Stalkers usually tend to be casual acquaintances, disgruntled employees or business associates, vengeful neighbors, total strangers, and of course, former boyfriends or girlfriends and husbands or wives.
What’s terrifying about stalkers is that the underlying problems of stalkers run the complete range and/or scope of both psychiatric and personality disorders, which makes them difficult to predict let alone figure out.
The reality here is that no single profile of a stalker fits into box very neatly if at all and literally anything can potentially put them into motion.
Stalkers usually have both a mental illness and a personality disorder. Some of the psychiatric illnesses range from mild to severe depression, schizophrenia, erotomania, delusional beliefs and so on.
Stalkers who stalk strangers are usually psychotic. Many suffer from detachment disorders, borderline personality disorder and last but not least, good old fashioned narcissistic personality disorder.
Dorothy’s stalker/killer has a combination of both psychiatric and personality disorders.

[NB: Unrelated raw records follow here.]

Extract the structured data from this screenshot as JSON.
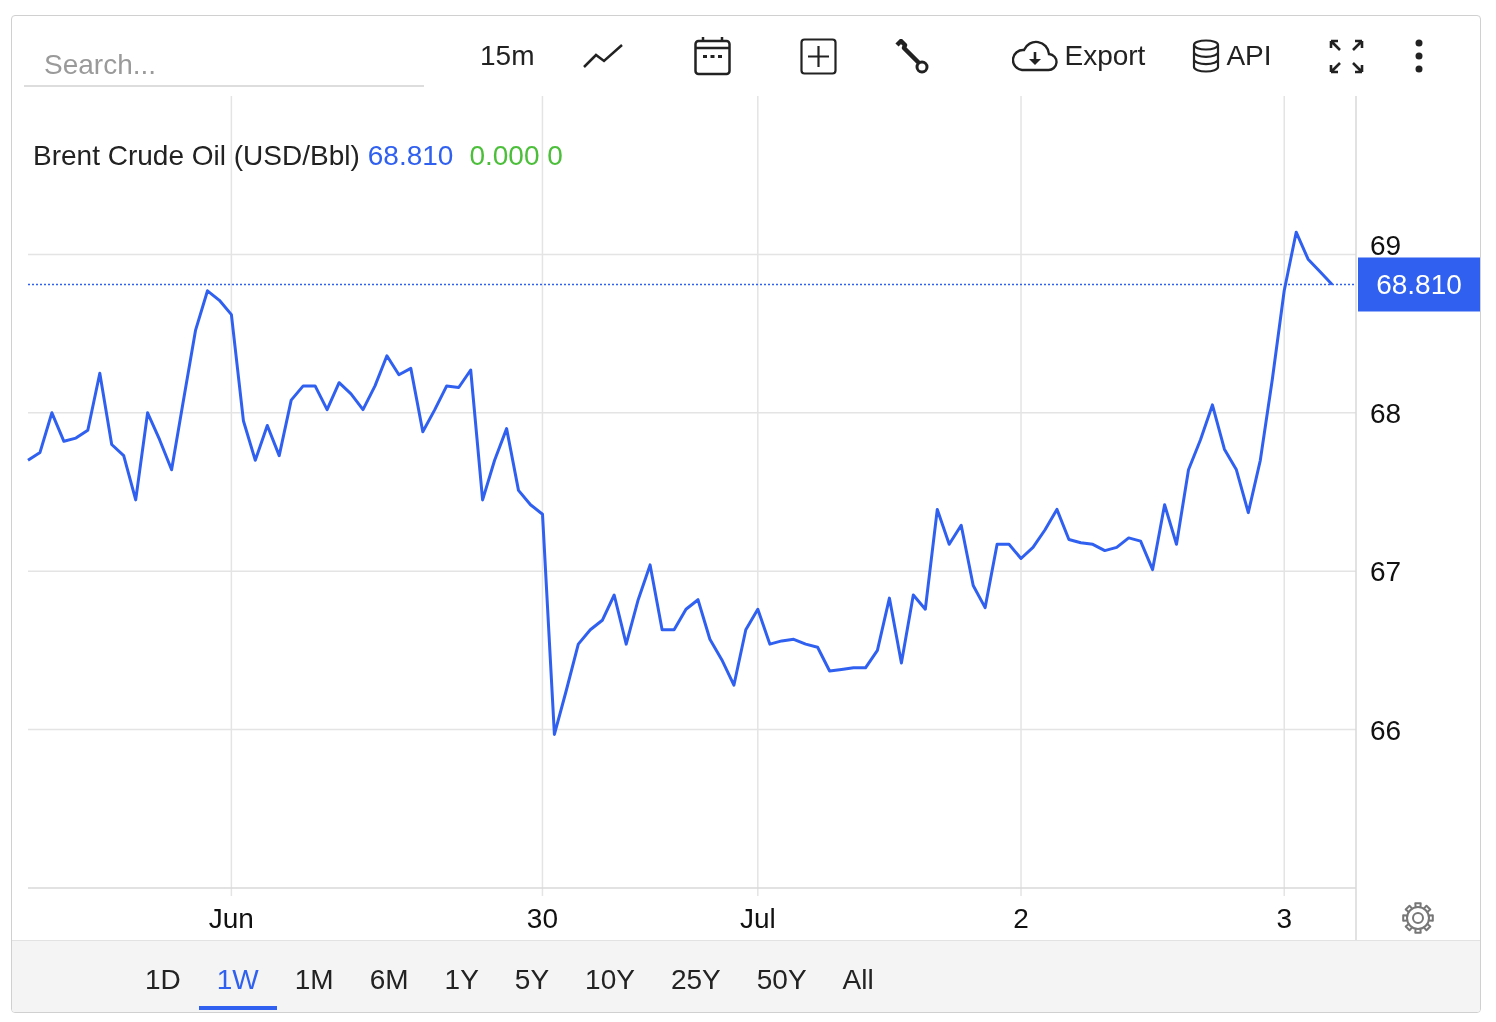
{
  "toolbar": {
    "search": {
      "placeholder": "Search..."
    },
    "interval": "15m",
    "export": "Export",
    "api": "API"
  },
  "chart": {
    "legend": {
      "value": "68.810",
      "change": "0.000 0"
    },
    "price_label": "68.810",
    "chart_data": {
      "type": "line",
      "grid": true,
      "ref_lines": [
        {
          "axis": "y",
          "value": 68.81,
          "color": "#3060f0"
        }
      ],
      "ylim": [
        65,
        70
      ],
      "yticks": [
        66,
        67,
        68,
        69
      ],
      "categories": [
        null,
        null,
        null,
        null,
        null,
        null,
        null,
        null,
        null,
        null,
        null,
        null,
        null,
        null,
        null,
        null,
        null,
        "Jun",
        null,
        null,
        null,
        null,
        null,
        null,
        null,
        null,
        null,
        null,
        null,
        null,
        null,
        null,
        null,
        null,
        null,
        null,
        null,
        null,
        null,
        null,
        null,
        null,
        null,
        "30",
        null,
        null,
        null,
        null,
        null,
        null,
        null,
        null,
        null,
        null,
        null,
        null,
        null,
        null,
        null,
        null,
        null,
        "Jul",
        null,
        null,
        null,
        null,
        null,
        null,
        null,
        null,
        null,
        null,
        null,
        null,
        null,
        null,
        null,
        null,
        null,
        null,
        null,
        null,
        null,
        "2",
        null,
        null,
        null,
        null,
        null,
        null,
        null,
        null,
        null,
        null,
        null,
        null,
        null,
        null,
        null,
        null,
        null,
        null,
        null,
        null,
        null,
        "3",
        null,
        null,
        null,
        null
      ],
      "series": [
        {
          "name": "Brent Crude Oil (USD/Bbl)",
          "color": "#3060f0",
          "values": [
            67.7,
            67.75,
            68.0,
            67.82,
            67.84,
            67.89,
            68.25,
            67.8,
            67.73,
            67.45,
            68.0,
            67.83,
            67.64,
            68.08,
            68.52,
            68.77,
            68.71,
            68.62,
            67.95,
            67.7,
            67.92,
            67.73,
            68.08,
            68.17,
            68.17,
            68.02,
            68.19,
            68.12,
            68.02,
            68.17,
            68.36,
            68.24,
            68.28,
            67.88,
            68.02,
            68.17,
            68.16,
            68.27,
            67.45,
            67.7,
            67.9,
            67.51,
            67.42,
            67.36,
            65.97,
            66.25,
            66.54,
            66.63,
            66.69,
            66.85,
            66.54,
            66.82,
            67.04,
            66.63,
            66.63,
            66.76,
            66.82,
            66.57,
            66.44,
            66.28,
            66.63,
            66.76,
            66.54,
            66.56,
            66.57,
            66.54,
            66.52,
            66.37,
            66.38,
            66.39,
            66.39,
            66.5,
            66.83,
            66.42,
            66.85,
            66.76,
            67.39,
            67.17,
            67.29,
            66.91,
            66.77,
            67.17,
            67.17,
            67.08,
            67.15,
            67.26,
            67.39,
            67.2,
            67.18,
            67.17,
            67.13,
            67.15,
            67.21,
            67.19,
            67.01,
            67.42,
            67.17,
            67.64,
            67.83,
            68.05,
            67.77,
            67.64,
            67.37,
            67.7,
            68.21,
            68.77,
            69.14,
            68.97,
            68.89,
            68.81
          ]
        }
      ]
    }
  },
  "ranges": [
    {
      "label": "1D",
      "selected": false
    },
    {
      "label": "1W",
      "selected": true
    },
    {
      "label": "1M",
      "selected": false
    },
    {
      "label": "6M",
      "selected": false
    },
    {
      "label": "1Y",
      "selected": false
    },
    {
      "label": "5Y",
      "selected": false
    },
    {
      "label": "10Y",
      "selected": false
    },
    {
      "label": "25Y",
      "selected": false
    },
    {
      "label": "50Y",
      "selected": false
    },
    {
      "label": "All",
      "selected": false
    }
  ]
}
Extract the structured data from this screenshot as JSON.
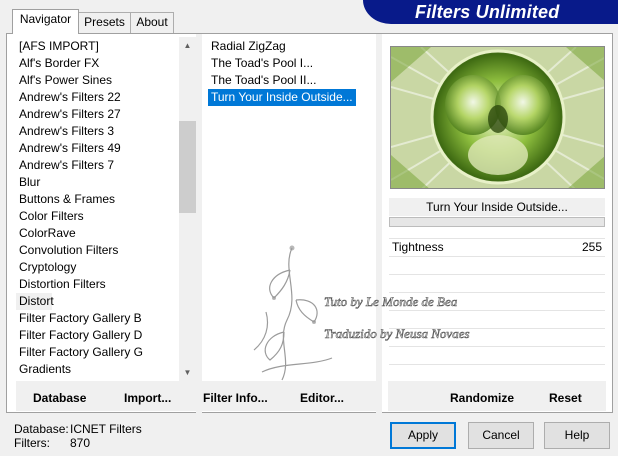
{
  "brand": "Filters Unlimited",
  "tabs": [
    {
      "label": "Navigator"
    },
    {
      "label": "Presets"
    },
    {
      "label": "About"
    }
  ],
  "categories": [
    "[AFS IMPORT]",
    "Alf's Border FX",
    "Alf's Power Sines",
    "Andrew's Filters 22",
    "Andrew's Filters 27",
    "Andrew's Filters 3",
    "Andrew's Filters 49",
    "Andrew's Filters 7",
    "Blur",
    "Buttons & Frames",
    "Color Filters",
    "ColorRave",
    "Convolution Filters",
    "Cryptology",
    "Distortion Filters",
    "Distort",
    "Filter Factory Gallery B",
    "Filter Factory Gallery D",
    "Filter Factory Gallery G",
    "Gradients"
  ],
  "current_category": "Distort",
  "filters": [
    "Radial ZigZag",
    "The Toad's Pool I...",
    "The Toad's Pool II...",
    "Turn Your Inside Outside..."
  ],
  "selected_filter": "Turn Your Inside Outside...",
  "preview": {
    "filter_name": "Turn Your Inside Outside...",
    "params": [
      {
        "label": "Tightness",
        "value": "255"
      }
    ]
  },
  "buttons": {
    "database": "Database",
    "import": "Import...",
    "filter_info": "Filter Info...",
    "editor": "Editor...",
    "randomize": "Randomize",
    "reset": "Reset",
    "apply": "Apply",
    "cancel": "Cancel",
    "help": "Help"
  },
  "footer": {
    "database_label": "Database:",
    "database_value": "ICNET Filters",
    "filters_label": "Filters:",
    "filters_value": "870"
  },
  "watermark": {
    "line1": "Tuto by Le Monde de Bea",
    "line2": "Traduzido by Neusa Novaes"
  },
  "colors": {
    "brand_bg": "#081a8a",
    "selection": "#0078d7",
    "preview_green": "#8fbf3f"
  }
}
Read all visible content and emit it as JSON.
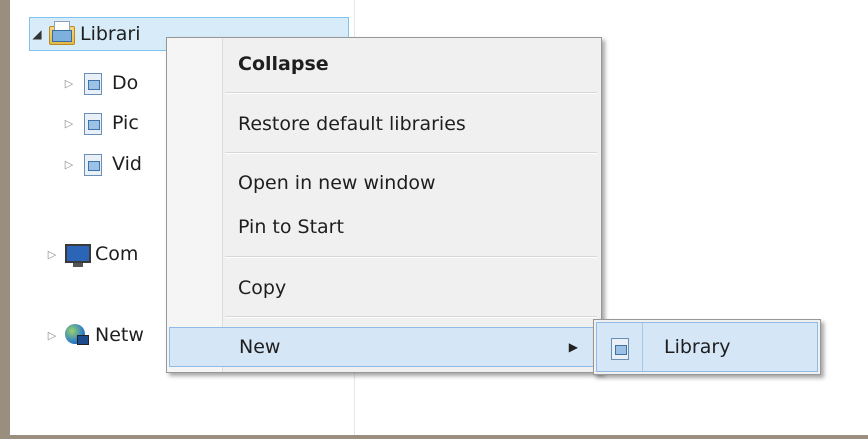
{
  "nav_pane": {
    "libraries_label": "Librari",
    "documents_label": "Do",
    "pictures_label": "Pic",
    "videos_label": "Vid",
    "computer_label": "Com",
    "network_label": "Netw"
  },
  "context_menu": {
    "collapse": "Collapse",
    "restore_default_libraries": "Restore default libraries",
    "open_in_new_window": "Open in new window",
    "pin_to_start": "Pin to Start",
    "copy": "Copy",
    "new": "New",
    "submenu_arrow": "▶"
  },
  "submenu": {
    "library": "Library"
  },
  "icons": {
    "expand_open": "◢",
    "expand_closed": "▷"
  },
  "colors": {
    "selection_fill": "#d5e6f7",
    "selection_border": "#8fbbe6",
    "menu_background": "#f0f0f0"
  }
}
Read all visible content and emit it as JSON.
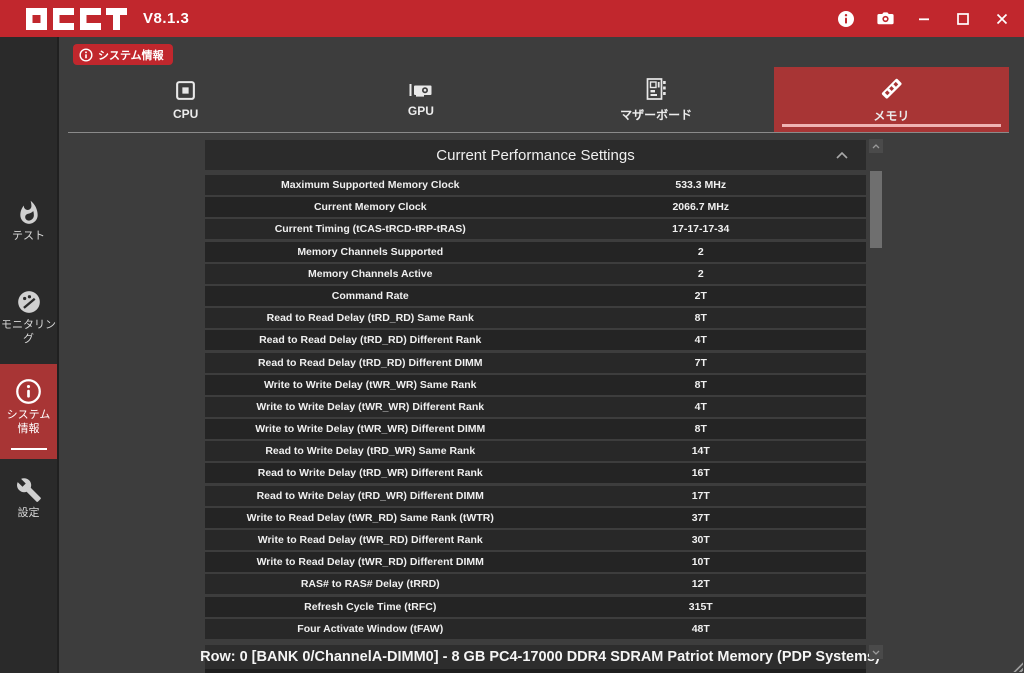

He had the delusion of loving Dorothy even though he would tell her how much he would like to dismember her.
He was not so much expecting for her to love him back, he did not need that because in his mind killing her would bring about that reciprocated love that which he felt towards her.
He most likely saw her with other men and that brought to surface a rage from deep within, regardless of whether or not she had been dating anyone in his mind if it wasn’t with him, she was with someone else.
In the mind of the man who had been stalking her, she was dating any man she spoke with or showed any interest in.
He enjoyed harassing her mother after he had killed Dorothy as it is unlikely that Dorothy lived long after he had abducted her.
He liked having the small measure of control over Dorothy’s mother by giving her false hope that her daughter might be alive.
He maintains control over his victims by instilling both fear and hope in them.
Those that would have known him would have described some of his behaviors as off, unusual, awkward, inappropriate and uncomfortable at times.
But he was not considered a threat to anyone.
Burning Dorothy’s car was for the typical reason, he murdered her in it and wanted to get rid of all traces of evidence of that crime.
He has not been heard of since his call to the paper, he experienced a major change in his life or he feared being caught and sought other ways to fulfill his fantasies.
People knew who the killer was yet they never quite figured out who he was. He is someone common enough that no one would have noticed his stalking of Dorothy.
I believe that he feared, had he kept calling Dorothy’s parent’s home, that her father would have discovered his identity if he kept answering.
Without DNA it is tough to say whether police can solve this case without a witness or confession.
However, it is my firm belief, that if the killer is still alive and well, he might be taunted by the media in the area enough, so as to expose who he is…
The trick is being who he is and get him to talk.
Cristal M Clark